Exercise prompt: For every line in the records below that holds "JSON", make a copy.

Interface dataset entries:
::::
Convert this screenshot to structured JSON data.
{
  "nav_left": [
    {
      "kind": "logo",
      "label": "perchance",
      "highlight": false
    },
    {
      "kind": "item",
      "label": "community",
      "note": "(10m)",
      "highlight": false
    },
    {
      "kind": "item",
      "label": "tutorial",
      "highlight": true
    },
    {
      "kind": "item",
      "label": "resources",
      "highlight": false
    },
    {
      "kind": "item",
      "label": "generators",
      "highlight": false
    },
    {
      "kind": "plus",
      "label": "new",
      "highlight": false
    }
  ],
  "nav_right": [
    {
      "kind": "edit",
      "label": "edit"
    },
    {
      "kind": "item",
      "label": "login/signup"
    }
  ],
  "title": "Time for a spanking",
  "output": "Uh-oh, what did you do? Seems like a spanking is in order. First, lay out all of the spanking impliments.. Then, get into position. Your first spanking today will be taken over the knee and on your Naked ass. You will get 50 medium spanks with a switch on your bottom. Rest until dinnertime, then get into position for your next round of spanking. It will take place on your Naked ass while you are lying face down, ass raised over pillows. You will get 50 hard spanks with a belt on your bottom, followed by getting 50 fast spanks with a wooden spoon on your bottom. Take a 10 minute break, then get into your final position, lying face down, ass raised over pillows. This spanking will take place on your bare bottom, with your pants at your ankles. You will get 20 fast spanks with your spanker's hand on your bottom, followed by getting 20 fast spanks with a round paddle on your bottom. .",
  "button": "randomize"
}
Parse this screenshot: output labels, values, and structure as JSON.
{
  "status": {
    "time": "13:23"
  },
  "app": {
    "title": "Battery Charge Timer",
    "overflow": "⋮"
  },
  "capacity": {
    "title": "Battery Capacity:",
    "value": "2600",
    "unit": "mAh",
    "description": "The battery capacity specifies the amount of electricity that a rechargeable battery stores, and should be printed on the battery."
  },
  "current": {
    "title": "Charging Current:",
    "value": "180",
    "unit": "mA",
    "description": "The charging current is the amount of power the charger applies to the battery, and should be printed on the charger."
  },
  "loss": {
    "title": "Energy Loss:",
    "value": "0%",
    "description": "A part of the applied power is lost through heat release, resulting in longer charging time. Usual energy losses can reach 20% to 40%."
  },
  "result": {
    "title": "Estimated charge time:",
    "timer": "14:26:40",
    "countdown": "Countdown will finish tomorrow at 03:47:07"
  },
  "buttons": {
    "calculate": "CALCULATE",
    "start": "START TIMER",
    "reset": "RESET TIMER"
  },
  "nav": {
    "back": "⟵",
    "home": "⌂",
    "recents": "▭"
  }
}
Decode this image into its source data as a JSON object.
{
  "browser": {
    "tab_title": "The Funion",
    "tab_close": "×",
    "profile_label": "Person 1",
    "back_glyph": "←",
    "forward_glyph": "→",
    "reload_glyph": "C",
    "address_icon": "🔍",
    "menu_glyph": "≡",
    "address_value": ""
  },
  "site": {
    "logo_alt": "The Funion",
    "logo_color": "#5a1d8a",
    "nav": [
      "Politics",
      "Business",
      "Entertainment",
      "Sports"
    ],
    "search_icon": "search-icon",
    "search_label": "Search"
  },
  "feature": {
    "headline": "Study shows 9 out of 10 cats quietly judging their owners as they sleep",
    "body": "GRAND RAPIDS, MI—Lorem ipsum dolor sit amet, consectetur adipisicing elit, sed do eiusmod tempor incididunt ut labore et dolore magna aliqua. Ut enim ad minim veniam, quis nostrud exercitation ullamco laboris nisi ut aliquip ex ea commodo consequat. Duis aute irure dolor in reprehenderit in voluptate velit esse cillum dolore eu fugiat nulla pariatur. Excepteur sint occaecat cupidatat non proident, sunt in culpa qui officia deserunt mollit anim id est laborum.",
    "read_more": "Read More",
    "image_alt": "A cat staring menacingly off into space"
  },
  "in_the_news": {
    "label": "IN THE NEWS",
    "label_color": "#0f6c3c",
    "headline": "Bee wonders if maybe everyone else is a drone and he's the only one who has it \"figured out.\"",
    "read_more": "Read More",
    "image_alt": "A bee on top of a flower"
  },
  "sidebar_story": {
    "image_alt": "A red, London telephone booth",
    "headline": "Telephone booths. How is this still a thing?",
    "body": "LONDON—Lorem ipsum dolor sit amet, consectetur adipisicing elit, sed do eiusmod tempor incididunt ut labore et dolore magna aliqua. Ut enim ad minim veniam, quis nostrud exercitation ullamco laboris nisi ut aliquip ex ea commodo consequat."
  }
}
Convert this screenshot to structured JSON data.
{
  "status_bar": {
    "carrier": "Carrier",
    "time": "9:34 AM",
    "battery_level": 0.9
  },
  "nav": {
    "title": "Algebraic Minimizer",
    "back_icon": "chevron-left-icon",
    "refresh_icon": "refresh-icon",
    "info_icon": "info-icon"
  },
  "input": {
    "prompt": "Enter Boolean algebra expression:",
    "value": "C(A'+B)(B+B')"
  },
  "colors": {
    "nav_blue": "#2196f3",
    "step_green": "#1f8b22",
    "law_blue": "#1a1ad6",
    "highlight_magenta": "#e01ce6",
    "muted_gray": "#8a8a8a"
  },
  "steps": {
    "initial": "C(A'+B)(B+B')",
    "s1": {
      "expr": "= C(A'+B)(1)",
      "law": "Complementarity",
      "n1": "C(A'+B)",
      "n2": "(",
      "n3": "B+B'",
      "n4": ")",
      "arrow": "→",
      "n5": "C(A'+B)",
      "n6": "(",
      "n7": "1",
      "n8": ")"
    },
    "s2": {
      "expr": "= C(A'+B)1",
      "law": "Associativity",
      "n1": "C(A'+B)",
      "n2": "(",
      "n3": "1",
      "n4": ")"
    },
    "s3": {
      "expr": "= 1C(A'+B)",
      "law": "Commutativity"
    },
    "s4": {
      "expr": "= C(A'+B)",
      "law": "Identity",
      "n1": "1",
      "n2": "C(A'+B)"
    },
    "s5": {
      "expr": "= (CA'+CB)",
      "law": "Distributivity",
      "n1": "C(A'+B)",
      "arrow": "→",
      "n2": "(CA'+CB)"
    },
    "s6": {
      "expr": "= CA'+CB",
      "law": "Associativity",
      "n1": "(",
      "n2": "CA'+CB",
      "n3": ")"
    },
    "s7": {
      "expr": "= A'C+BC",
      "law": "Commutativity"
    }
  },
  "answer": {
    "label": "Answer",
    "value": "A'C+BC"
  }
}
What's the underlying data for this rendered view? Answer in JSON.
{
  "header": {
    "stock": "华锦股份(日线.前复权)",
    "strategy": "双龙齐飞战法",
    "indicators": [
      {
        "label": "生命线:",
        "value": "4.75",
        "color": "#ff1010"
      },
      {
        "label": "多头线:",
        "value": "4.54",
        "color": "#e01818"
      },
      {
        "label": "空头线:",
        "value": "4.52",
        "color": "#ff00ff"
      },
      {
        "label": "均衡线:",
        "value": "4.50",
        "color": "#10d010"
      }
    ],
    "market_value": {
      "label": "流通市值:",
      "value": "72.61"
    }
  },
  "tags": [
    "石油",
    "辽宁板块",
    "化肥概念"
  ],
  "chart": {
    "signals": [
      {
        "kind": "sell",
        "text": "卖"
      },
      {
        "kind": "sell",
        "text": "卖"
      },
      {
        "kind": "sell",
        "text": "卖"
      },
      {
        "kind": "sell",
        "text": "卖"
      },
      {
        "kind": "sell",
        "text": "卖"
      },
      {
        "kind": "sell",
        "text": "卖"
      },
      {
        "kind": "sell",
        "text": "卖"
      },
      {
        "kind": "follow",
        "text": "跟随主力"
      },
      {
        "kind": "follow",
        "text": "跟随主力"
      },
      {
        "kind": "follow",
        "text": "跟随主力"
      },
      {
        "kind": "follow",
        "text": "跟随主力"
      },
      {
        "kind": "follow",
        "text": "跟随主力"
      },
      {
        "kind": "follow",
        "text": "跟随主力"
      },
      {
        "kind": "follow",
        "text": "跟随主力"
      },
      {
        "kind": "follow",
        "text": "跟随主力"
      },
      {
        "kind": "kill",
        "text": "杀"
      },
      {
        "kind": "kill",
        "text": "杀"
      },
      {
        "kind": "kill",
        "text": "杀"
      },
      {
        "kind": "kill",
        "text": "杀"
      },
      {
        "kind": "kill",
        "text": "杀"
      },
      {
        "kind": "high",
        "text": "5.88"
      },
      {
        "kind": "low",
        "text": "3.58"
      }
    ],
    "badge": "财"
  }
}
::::
Answer space:
Convert this screenshot to structured JSON data.
Parse this screenshot: output labels, values, and structure as JSON.
Decode this image into its source data as a JSON object.
Convert this screenshot to structured JSON data.
What's the underlying data for this rendered view? Answer in JSON.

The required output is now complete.